February 8, 2024: Ford looks set to continue a freeze on selected investments in its EV business after revealing the unit’s $4.7 billion loss outstripped overall net income of $4.3 billion in 2023, which one industry commentator said equates to nearly $65,000 for each EV it sold.
CFO John Lawler (pictured) said on February 6 that mainstream customer take-up of EVs was happening at a slower rate than the industry expected — and he reiterated last year’s shock announcement that the auto giant had “deferred certain capital investments” in EVs until they’re justified by demand.

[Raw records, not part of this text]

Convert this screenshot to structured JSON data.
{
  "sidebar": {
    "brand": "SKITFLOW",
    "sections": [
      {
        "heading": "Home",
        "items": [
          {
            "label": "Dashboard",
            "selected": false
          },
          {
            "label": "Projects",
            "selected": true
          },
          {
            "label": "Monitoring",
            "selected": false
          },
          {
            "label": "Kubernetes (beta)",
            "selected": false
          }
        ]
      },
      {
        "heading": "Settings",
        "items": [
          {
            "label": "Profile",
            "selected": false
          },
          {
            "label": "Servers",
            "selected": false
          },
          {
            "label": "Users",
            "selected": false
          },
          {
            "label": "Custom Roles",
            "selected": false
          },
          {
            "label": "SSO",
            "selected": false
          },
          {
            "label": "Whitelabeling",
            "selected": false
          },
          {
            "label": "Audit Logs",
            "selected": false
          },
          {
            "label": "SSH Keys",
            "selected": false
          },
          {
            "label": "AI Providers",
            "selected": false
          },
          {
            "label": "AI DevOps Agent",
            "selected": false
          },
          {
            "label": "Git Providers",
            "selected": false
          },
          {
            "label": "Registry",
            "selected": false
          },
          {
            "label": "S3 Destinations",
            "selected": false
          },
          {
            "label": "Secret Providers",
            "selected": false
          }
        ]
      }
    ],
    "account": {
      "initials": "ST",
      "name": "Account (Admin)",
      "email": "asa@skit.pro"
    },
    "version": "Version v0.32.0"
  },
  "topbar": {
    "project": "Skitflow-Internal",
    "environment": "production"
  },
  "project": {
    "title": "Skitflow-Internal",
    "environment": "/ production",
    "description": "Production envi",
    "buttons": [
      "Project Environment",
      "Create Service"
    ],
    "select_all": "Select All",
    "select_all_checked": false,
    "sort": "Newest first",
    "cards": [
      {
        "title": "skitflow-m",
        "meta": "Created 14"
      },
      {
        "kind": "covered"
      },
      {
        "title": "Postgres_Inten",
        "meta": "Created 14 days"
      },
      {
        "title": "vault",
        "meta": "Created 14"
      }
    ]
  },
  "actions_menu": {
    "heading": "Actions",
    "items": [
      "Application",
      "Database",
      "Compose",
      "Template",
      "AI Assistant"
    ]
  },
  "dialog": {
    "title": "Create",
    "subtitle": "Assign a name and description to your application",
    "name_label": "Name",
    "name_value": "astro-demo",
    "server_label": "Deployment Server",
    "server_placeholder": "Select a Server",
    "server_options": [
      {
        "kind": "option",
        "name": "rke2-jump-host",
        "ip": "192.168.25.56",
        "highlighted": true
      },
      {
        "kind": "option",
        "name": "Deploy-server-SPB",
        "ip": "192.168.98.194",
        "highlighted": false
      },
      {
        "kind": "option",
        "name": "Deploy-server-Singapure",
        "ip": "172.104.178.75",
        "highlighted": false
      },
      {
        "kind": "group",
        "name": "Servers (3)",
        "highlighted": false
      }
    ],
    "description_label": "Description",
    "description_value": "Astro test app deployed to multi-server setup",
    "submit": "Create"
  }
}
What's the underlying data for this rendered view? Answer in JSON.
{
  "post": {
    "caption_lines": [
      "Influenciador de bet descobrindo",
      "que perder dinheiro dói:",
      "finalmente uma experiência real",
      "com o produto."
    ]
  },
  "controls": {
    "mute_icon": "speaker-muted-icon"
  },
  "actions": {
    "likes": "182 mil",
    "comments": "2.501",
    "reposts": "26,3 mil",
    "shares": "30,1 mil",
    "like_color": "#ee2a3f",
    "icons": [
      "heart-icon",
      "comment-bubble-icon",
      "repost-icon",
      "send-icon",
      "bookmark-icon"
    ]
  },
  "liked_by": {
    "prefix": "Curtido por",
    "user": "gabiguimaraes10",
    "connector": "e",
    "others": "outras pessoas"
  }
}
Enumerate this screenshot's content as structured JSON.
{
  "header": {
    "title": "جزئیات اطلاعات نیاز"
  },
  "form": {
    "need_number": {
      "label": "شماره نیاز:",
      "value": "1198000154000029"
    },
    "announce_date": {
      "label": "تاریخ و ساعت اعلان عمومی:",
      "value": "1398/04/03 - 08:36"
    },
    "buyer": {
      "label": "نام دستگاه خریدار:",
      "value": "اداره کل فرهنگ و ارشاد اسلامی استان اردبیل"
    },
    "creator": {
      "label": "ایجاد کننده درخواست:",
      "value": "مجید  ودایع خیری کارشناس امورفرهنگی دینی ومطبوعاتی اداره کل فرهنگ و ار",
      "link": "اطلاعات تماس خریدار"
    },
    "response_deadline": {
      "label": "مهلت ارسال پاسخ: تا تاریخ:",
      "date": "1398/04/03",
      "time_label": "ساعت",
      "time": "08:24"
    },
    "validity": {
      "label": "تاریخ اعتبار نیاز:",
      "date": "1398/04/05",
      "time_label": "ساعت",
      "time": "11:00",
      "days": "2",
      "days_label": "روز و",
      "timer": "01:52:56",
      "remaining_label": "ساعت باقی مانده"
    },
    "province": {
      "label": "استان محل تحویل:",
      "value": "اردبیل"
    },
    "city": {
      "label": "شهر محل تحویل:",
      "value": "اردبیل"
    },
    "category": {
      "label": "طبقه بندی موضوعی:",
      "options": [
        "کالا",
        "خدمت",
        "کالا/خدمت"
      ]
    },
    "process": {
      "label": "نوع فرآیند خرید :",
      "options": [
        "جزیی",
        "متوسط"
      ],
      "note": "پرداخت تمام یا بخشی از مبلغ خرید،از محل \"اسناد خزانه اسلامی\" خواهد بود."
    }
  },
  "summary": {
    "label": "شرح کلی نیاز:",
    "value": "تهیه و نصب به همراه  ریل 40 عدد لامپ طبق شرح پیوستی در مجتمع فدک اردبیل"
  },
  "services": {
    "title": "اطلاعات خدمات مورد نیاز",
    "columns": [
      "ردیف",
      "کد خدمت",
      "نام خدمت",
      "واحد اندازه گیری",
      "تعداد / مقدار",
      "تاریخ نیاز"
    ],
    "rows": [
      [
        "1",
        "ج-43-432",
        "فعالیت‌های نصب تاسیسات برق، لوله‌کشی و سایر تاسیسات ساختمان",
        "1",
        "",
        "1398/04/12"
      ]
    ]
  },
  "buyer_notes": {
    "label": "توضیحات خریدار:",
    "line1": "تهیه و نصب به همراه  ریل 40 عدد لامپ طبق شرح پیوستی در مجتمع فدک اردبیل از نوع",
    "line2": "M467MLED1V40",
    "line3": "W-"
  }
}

However, Lawler insisted EVs are here to stay and said it is developing next-generation EVs that will “surprise customers” and be profitable within a year once launched.
Industry observers have told Batteries International the move will unsettle investors in the lithium battery supply chain — and the slow-down in sales of EVs will likely lead analysts to revise forecasts for the fortunes of the lead battery sector.
Meanwhile industry commentator Robert Bryce — who said last November that Ford was facing up to the “truth bomb” that motorists don’t want to pay a premium for EVs — said on February 7 the firm’s losses are only part of a train wreck in the EV market.
“Perhaps the most remarkable thing about the staggering losses at Ford and the other automakers is that the carmakers didn’t understand the limited appeal of EVs,” Bryce said.
According to him, who hosts the Power Hungry Podcast, EVs are a niche market, primarily defined by class and ideology, with some 57% of EV owners in the US earning more than $100,000 annually, 75% are male and 87% are white.
Last October, Tesla CEO Elon Musk said he was concerned about the impact of high interest rates on car buyers and said the firm was hesitating on its plans for a factory in Mexico as it assesses the economic outlook.
You know the EV business is in trouble when Musk makes such comments, Bryce said.